What the task requires:
Repeat each entry exactly.

Data to use:
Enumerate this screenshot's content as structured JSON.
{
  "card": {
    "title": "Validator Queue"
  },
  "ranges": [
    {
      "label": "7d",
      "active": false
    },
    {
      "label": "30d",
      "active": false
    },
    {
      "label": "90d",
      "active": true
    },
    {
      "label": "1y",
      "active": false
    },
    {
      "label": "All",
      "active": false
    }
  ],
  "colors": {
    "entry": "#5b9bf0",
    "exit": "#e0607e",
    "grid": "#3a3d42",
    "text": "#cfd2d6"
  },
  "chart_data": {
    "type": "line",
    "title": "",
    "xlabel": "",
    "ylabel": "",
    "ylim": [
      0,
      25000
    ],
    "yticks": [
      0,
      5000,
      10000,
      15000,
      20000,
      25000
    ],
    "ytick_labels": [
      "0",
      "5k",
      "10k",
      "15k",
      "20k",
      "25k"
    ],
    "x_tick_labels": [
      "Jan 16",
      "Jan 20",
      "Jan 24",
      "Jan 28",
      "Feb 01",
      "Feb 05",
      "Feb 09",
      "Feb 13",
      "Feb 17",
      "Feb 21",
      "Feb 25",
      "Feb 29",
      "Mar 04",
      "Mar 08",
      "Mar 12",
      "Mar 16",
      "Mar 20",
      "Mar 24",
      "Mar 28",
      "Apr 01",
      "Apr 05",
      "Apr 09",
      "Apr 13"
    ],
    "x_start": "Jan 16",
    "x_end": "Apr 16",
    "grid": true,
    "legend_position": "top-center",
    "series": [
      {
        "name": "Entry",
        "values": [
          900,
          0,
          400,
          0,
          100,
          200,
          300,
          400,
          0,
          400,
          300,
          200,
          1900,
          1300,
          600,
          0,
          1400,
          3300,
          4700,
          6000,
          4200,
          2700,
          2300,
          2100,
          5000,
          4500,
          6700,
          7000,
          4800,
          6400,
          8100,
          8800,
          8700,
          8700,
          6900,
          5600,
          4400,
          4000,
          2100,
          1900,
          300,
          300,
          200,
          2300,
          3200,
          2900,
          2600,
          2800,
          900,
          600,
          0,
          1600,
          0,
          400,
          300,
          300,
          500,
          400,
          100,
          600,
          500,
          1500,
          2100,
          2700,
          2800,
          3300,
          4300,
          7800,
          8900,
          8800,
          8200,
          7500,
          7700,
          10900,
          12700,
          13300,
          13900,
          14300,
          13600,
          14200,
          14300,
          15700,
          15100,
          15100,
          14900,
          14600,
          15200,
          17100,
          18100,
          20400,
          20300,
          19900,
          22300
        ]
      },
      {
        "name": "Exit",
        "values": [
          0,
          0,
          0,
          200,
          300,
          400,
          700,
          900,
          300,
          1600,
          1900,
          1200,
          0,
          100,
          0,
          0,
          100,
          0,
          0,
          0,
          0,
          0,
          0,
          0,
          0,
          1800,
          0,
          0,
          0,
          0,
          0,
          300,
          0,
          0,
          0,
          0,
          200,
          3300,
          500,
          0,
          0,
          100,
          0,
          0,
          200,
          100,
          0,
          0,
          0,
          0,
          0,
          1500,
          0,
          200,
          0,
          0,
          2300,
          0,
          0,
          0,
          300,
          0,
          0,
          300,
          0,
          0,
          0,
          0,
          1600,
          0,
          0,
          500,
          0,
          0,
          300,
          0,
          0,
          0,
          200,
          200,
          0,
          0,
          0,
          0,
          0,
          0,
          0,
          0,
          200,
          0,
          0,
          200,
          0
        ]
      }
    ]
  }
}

Solution for this exercise:
Enumerate this screenshot's content as structured JSON.
{
  "card": {
    "title": "Validator Queue"
  },
  "ranges": [
    {
      "label": "7d",
      "active": false
    },
    {
      "label": "30d",
      "active": false
    },
    {
      "label": "90d",
      "active": true
    },
    {
      "label": "1y",
      "active": false
    },
    {
      "label": "All",
      "active": false
    }
  ],
  "colors": {
    "entry": "#5b9bf0",
    "exit": "#e0607e",
    "grid": "#3a3d42",
    "text": "#cfd2d6"
  },
  "chart_data": {
    "type": "line",
    "title": "",
    "xlabel": "",
    "ylabel": "",
    "ylim": [
      0,
      25000
    ],
    "yticks": [
      0,
      5000,
      10000,
      15000,
      20000,
      25000
    ],
    "ytick_labels": [
      "0",
      "5k",
      "10k",
      "15k",
      "20k",
      "25k"
    ],
    "x_tick_labels": [
      "Jan 16",
      "Jan 20",
      "Jan 24",
      "Jan 28",
      "Feb 01",
      "Feb 05",
      "Feb 09",
      "Feb 13",
      "Feb 17",
      "Feb 21",
      "Feb 25",
      "Feb 29",
      "Mar 04",
      "Mar 08",
      "Mar 12",
      "Mar 16",
      "Mar 20",
      "Mar 24",
      "Mar 28",
      "Apr 01",
      "Apr 05",
      "Apr 09",
      "Apr 13"
    ],
    "x_start": "Jan 16",
    "x_end": "Apr 16",
    "grid": true,
    "legend_position": "top-center",
    "series": [
      {
        "name": "Entry",
        "values": [
          900,
          0,
          400,
          0,
          100,
          200,
          300,
          400,
          0,
          400,
          300,
          200,
          1900,
          1300,
          600,
          0,
          1400,
          3300,
          4700,
          6000,
          4200,
          2700,
          2300,
          2100,
          5000,
          4500,
          6700,
          7000,
          4800,
          6400,
          8100,
          8800,
          8700,
          8700,
          6900,
          5600,
          4400,
          4000,
          2100,
          1900,
          300,
          300,
          200,
          2300,
          3200,
          2900,
          2600,
          2800,
          900,
          600,
          0,
          1600,
          0,
          400,
          300,
          300,
          500,
          400,
          100,
          600,
          500,
          1500,
          2100,
          2700,
          2800,
          3300,
          4300,
          7800,
          8900,
          8800,
          8200,
          7500,
          7700,
          10900,
          12700,
          13300,
          13900,
          14300,
          13600,
          14200,
          14300,
          15700,
          15100,
          15100,
          14900,
          14600,
          15200,
          17100,
          18100,
          20400,
          20300,
          19900,
          22300
        ]
      },
      {
        "name": "Exit",
        "values": [
          0,
          0,
          0,
          200,
          300,
          400,
          700,
          900,
          300,
          1600,
          1900,
          1200,
          0,
          100,
          0,
          0,
          100,
          0,
          0,
          0,
          0,
          0,
          0,
          0,
          0,
          1800,
          0,
          0,
          0,
          0,
          0,
          300,
          0,
          0,
          0,
          0,
          200,
          3300,
          500,
          0,
          0,
          100,
          0,
          0,
          200,
          100,
          0,
          0,
          0,
          0,
          0,
          1500,
          0,
          200,
          0,
          0,
          2300,
          0,
          0,
          0,
          300,
          0,
          0,
          300,
          0,
          0,
          0,
          0,
          1600,
          0,
          0,
          500,
          0,
          0,
          300,
          0,
          0,
          0,
          200,
          200,
          0,
          0,
          0,
          0,
          0,
          0,
          0,
          0,
          200,
          0,
          0,
          200,
          0
        ]
      }
    ]
  }
}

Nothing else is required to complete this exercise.